- How many teachers and children are in each class? The state of Ohio requires that there is a maximum of 12 children per 1 teacher. We strive for 8 children per 1 teacher. We have 2 teachers in each class and an average of 16 children per room.
- Is there structure? Our preschool is unique! Most "typical" preschools are play-based, as ours is child-based and teacher-guided. We offer children many lessons each day. All these lessons are presented to the children on shelves in an organized, aesthetically pleasing way. The lessons the children choose to do must be presented by a teacher prior to the child choosing a work and they must preform the lesson in a similar fashion. Children are not allowed to run wild-this is often times a mis-conception. Our classrooms are often calm, quiet and relaxing environments for the children to learn and explore.

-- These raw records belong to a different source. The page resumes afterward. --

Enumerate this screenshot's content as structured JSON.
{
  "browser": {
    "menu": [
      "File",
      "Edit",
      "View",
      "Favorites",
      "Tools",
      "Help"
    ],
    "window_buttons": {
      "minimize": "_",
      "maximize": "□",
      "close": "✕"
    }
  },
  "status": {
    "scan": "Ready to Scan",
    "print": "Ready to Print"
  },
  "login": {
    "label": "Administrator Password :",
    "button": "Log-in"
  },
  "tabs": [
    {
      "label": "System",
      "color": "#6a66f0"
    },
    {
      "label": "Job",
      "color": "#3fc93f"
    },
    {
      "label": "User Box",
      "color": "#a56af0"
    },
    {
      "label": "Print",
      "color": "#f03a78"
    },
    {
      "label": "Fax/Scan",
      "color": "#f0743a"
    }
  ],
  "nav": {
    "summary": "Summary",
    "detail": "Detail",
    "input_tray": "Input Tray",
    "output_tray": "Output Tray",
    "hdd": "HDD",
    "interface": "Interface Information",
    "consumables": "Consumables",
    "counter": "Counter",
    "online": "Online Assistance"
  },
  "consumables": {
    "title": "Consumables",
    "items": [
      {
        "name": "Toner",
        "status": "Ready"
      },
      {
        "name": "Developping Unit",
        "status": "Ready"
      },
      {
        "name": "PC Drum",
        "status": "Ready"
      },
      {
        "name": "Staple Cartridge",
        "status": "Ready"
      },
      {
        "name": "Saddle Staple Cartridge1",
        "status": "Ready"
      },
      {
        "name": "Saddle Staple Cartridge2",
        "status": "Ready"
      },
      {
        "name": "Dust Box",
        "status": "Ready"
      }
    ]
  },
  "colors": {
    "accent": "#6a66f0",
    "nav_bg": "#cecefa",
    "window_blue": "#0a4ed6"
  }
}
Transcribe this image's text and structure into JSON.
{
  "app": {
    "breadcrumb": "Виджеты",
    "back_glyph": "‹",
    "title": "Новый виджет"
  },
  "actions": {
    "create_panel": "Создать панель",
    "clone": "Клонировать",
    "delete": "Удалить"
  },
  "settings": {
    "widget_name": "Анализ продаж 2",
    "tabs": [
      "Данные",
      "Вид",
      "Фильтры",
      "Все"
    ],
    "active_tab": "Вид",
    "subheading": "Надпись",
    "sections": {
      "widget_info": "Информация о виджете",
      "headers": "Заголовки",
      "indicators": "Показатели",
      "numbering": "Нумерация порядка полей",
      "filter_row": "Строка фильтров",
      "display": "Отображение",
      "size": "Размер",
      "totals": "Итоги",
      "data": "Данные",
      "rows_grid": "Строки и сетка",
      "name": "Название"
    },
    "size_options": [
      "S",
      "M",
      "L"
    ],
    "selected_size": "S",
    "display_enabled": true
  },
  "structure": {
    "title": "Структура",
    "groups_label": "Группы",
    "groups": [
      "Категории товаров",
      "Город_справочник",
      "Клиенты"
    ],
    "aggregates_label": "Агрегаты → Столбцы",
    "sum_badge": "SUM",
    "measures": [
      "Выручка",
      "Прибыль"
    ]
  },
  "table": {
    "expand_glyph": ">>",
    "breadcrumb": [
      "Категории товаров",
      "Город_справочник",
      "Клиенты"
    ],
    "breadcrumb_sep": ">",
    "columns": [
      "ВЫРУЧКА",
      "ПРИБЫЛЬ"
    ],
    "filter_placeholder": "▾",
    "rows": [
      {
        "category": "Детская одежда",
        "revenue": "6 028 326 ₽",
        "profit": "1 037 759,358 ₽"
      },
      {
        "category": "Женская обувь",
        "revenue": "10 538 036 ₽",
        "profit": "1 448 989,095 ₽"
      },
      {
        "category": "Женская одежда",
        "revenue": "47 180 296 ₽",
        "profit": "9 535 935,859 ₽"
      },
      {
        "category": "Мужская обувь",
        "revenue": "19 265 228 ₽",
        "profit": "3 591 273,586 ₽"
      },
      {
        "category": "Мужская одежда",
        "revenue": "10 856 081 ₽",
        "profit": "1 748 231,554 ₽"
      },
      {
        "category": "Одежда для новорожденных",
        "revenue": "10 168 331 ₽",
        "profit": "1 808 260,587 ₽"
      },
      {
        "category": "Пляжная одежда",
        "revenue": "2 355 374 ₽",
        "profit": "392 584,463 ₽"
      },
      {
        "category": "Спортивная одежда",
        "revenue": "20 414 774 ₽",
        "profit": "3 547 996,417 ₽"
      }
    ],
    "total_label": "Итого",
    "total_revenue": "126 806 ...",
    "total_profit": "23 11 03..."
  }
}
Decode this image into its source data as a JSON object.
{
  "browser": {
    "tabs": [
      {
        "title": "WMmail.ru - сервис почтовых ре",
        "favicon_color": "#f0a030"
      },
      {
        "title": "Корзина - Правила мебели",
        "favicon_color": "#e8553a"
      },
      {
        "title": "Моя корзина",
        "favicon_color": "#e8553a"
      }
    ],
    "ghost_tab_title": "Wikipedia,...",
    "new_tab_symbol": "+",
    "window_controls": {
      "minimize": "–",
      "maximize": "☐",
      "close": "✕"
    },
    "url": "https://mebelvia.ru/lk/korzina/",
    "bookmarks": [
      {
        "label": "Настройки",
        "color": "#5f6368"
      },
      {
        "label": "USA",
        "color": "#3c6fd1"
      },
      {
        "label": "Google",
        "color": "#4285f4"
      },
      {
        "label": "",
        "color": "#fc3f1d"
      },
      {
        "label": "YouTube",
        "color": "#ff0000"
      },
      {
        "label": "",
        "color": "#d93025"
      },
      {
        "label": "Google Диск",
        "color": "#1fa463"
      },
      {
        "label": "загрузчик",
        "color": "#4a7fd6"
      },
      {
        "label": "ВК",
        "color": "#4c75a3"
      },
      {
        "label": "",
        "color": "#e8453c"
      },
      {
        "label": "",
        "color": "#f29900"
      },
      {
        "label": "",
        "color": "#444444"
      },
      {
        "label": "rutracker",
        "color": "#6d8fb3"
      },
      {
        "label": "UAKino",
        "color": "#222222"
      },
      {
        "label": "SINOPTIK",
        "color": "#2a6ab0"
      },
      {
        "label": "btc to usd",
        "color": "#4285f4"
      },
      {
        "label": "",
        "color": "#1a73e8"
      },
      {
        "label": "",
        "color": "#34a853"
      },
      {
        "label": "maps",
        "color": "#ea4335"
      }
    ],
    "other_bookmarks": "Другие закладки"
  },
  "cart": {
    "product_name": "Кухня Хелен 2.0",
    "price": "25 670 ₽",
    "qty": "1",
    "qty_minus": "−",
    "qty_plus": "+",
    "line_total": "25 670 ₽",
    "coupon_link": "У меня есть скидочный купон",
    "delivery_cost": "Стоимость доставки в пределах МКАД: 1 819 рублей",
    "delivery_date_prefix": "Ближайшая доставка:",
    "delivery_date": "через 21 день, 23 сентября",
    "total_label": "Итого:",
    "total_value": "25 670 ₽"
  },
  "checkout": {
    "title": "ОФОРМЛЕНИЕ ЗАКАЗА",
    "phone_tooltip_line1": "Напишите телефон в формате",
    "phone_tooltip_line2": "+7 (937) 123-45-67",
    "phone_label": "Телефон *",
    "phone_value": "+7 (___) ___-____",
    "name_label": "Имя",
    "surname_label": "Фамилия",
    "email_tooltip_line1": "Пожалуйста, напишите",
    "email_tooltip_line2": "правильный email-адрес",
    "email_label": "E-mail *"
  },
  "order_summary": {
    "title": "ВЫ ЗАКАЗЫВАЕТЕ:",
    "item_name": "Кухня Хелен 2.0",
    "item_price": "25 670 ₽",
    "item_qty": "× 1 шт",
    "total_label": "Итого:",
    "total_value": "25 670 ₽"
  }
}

- What will my child do? We want to teach and guide each child to reach their potential. We all know children learn at different rates and in different ways.
For the youngest Montessori child-we focus on building their skills they will need when they grow older and begin doing more difficult lessons. We want these three year olds to gain the coordination they will need to hold a pencil and write their name or numbers. We want the youngest children to gain the concentration they will need to complete the Spindle Box (counting and separating quantity 0-9) even with a child sitting across the table from them. We want the three year olds to gain independence by learning to do things on their own...carrying a heavy tray with glass pitcher and cups to a table without spilling the water or dropping the glass, putting their coat on and zipping it up, caring for their environment by cleaning up their messes. All of these are very important lessons that the youngest Montessorians are learning. It is important work-very important for these skills are prerequisites to academics.
For the older Montessori child-we focus on academics as well as social and leadership skills. It is easy to see the academic lessons happening in each of our classrooms-whether its addition, or multiplication or reading phonetic words or phonograms or books. But what is often times missed is the lessons of how to tell a friend you may not like what they are doing or giving every child respect by taking turns talking and answering with a "yes, please" or "no, thank you" or an "excuse me" as you move by someone. It may be asking, "are you ok?" or helping a younger child when they need assistance with a lesson. It may also be helping a child with a broken arm carry a tray to a table because she can't use the one arm. These older children are learning to be part of a community and understanding that we all have an important part in our world-and the younger children are seeing this model behavior and following.